Carrot Upside-Down Cake
by Roger Feldman -- Bingham, Dana L.L.P.
The debate over how to accelerate the development of needed transmission assets, brought to the forefront by FERC’s Docket PL03-1-000, is proving to be yet another round of the fundamental regulatory debate of the decade: the "Structuralists" vs. the "Incentivists." FERC unwittingly has managed to plant a foot firmly and ineffectively in each camp. The result is that resolution of the real core policy issue of the decade – allocation of capital between regulated and unregulated assets – is being muddied.
Some definitions first. Incentivists believe that if more of something is desired from capitalists, the dots are connected by offering them a higher return for it. Structuralists believe that properly constructed and operating markets will elicit socially desirable responses from capitalists in a more efficient way. To characterize the debate as carrot vs. stick ideology is oversimplification; but it points in the right direction.
An Incentivist would view the transmission shortfall as a consequence of the breakdown of the connection between regulation and desired capital allocation. When overspending on generation capacity – whether from plant cost overruns or excessive demand estimates – outstripped need, it was effectively greeted with return disallowances and insufficient rates of return. No return on regulated assets resulted in fewer regulated assets being constructed and a decline in transmission expenditure. Further, better returns in the late ‘90s on deregulated assets than on price return, capped regulated assets and produced a flight from reliance on regulated assets in rate base to provide needed profits. Whence distinguished analyst Leonard Hyman’s assessment of where we are today:
"Federal regulators focused on process and structure rather than simple incentives to investment, so financial prudent transmission owners decided to defer investment."
That some financially imprudent transmission owners also were cash strapped because of the follies of unbridled deregulation, only served to exacerbate the looming transmission finance gap. Hyman’s forecast result is an Incentivist regulatory solution to the problem: massive filings for rate increases to cover the costs of new capital to cover the cost of higher spending to maintain reliability.
Itself somewhat influenced by Incentivist philosophy for the first time in PL03-1-000, FERC opted for the grant of incentive rates, in part, simply for the investment in needed additional assets, i.e., a generic 100 basis-point allowance would be set aside for the treatment of investment in new transmission facilities determined to be needed by the RTO planning process (including operational enhancements to transmission capacity for the grid).
But FERC, of course, still remains Structuralist at heart. Its strongest impulse is to foster RTO organization as the core of achieving the SMD philosophy, articulated in Order No. 2000. Hence, it proposed grants of 50 basis points on ROE for entities that transfer operational control of their facilities to RTOs. Moreover, FERC is a believer that another kind of structured entity within the RTO – the ITC – is most likely to engage in socially desirable, new transmission development.
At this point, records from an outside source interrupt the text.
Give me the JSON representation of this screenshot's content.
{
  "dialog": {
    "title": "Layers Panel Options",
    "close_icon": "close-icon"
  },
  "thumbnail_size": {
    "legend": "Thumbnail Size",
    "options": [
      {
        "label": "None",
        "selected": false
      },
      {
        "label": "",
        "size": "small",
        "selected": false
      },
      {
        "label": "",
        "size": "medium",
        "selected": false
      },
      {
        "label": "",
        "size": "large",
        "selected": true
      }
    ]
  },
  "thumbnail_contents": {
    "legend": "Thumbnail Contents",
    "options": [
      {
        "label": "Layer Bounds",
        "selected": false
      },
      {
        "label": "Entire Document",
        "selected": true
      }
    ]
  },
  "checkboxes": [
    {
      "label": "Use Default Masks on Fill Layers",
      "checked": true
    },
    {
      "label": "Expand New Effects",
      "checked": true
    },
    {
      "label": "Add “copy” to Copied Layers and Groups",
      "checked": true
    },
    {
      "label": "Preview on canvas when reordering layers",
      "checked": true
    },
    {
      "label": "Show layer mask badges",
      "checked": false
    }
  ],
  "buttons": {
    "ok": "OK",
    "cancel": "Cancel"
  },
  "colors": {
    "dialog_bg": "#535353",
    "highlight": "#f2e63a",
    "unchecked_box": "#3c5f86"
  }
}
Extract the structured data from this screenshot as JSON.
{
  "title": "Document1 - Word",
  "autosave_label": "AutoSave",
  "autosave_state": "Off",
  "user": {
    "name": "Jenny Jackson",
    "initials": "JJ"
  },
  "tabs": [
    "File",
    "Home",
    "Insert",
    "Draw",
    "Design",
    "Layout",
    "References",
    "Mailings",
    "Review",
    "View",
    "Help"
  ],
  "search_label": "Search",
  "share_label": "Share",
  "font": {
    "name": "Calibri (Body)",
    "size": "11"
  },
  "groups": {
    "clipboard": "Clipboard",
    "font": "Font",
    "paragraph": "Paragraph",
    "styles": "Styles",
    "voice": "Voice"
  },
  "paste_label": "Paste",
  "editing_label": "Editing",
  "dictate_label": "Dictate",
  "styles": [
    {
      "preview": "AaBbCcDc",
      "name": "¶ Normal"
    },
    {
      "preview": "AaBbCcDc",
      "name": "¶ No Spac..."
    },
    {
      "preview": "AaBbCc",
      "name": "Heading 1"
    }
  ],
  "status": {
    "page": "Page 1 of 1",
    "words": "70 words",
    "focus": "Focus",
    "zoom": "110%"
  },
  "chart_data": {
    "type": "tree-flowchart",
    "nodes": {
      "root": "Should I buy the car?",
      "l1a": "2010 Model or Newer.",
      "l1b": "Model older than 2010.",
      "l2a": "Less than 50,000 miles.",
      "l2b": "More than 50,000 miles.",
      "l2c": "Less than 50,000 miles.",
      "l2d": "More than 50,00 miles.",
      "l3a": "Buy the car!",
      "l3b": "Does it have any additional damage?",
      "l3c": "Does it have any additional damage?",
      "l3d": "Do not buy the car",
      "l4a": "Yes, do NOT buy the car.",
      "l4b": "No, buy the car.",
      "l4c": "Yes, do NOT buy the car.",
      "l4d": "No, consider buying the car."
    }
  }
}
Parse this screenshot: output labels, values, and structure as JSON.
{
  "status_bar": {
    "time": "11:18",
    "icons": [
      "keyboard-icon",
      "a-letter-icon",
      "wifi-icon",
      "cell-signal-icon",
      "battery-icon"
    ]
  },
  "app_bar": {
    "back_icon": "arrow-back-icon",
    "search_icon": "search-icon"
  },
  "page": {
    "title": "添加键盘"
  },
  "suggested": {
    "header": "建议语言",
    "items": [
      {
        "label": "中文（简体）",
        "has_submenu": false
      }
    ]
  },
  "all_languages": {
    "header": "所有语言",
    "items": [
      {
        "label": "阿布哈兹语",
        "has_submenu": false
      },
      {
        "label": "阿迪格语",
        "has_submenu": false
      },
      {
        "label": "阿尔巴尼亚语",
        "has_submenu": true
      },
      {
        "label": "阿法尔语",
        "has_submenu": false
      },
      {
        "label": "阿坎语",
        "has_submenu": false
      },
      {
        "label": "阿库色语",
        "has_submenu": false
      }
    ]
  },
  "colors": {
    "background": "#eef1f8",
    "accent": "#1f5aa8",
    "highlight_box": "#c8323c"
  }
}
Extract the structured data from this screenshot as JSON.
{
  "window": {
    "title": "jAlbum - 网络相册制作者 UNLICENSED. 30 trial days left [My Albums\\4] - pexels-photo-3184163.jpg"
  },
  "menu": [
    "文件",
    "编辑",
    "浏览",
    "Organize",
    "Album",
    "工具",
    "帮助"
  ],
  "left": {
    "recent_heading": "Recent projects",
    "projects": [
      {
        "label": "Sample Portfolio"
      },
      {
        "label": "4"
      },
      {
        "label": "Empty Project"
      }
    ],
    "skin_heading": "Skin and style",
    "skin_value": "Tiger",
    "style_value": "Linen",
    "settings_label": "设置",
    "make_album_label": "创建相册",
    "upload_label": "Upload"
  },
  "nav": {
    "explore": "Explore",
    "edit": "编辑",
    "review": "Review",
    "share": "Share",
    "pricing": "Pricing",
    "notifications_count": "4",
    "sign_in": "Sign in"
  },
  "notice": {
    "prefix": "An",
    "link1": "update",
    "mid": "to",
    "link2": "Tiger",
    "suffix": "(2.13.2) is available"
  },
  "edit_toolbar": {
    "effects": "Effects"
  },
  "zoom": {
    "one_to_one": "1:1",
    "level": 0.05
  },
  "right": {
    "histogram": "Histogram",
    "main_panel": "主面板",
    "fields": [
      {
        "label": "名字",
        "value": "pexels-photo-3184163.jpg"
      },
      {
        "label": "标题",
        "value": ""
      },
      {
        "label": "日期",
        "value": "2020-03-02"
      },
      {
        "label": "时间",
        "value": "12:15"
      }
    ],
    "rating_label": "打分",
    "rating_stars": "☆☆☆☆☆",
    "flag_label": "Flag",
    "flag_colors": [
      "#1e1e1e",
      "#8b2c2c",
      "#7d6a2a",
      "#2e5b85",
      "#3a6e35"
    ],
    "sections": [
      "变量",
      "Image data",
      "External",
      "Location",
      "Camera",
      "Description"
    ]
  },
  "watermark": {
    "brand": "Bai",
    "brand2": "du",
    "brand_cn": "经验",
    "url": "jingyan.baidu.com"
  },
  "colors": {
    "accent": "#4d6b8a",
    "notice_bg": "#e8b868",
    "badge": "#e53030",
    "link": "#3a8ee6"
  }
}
The proposed rule’s provision is that if an ITC participates in an RTO and meets the independent ownership requirement, it would qualify for an additional incentive equivalent to 150 basis points. Thus, FERC’s implicit motto – if you build it right, the goods will come from them (even if it must be on the back of regulated assets). Taken altogether, FERC is offering quite a carrot cake.
Deregulation’s true believers want to carry FERC’s logic further. They want FERC, now that it has swallowed the basic Incentivist approach, to go whole hog for its application to promotion of Standard Market Design. In their view, the incentives should only be fully available to RTOs or ITCs when LMP Congestion Revenue Rights (CRRs) and forward financial markets have been fully implemented by an RTO. In short, Incentivism should be put in the service of structuralism – asset results come later.
The result for Structuralists is to be feared: "once you pay more, you get more" becomes the regulator’s mantra. It is but a short step to asking: "You want more governance or just more goods?" The road to re-regulation may be paved with Incentivist intentions on the part of Structuralists. If the RTO process is enlisted in recognizing the full range of potential supply and demand solutions, e.g., installing generation rather than transmission, as deregulation activists demand. It may be all that will happen is freezing of the current partially regulated/partially deregulated system. Different capitalists will make different judgments as to where return will be best – regulated or on an incentivized deregulated basis.
Instead of trying to remedy all problems with an Incentivist brush as to transmission, FERC should have the courage of its Structuralist convictions and confine itself to monetary rewards for physical performance, not market design conformity. The road to re-regulation is paved with flawed incentives. Carrot-style regulation can produce carrot upside-down cake.
ROGER FELDMAN, Co-Chair of Andrews Kurth LLP Climate Change and Carbon Markets Group has practiced law related to the finance of environmental and energy projects and companies for 40 years. In particular, he has analyzed and executed a wide variety and substantial value of project financings. He chairs the American Bar Association’s Committee on Carbon Trading and Finance, serves on the Board of the American Council for Renewable Energy, and has been a senior official in the Federal Energy Administration. He is a graduate of Brown University, Yale Law School and Harvard Business School.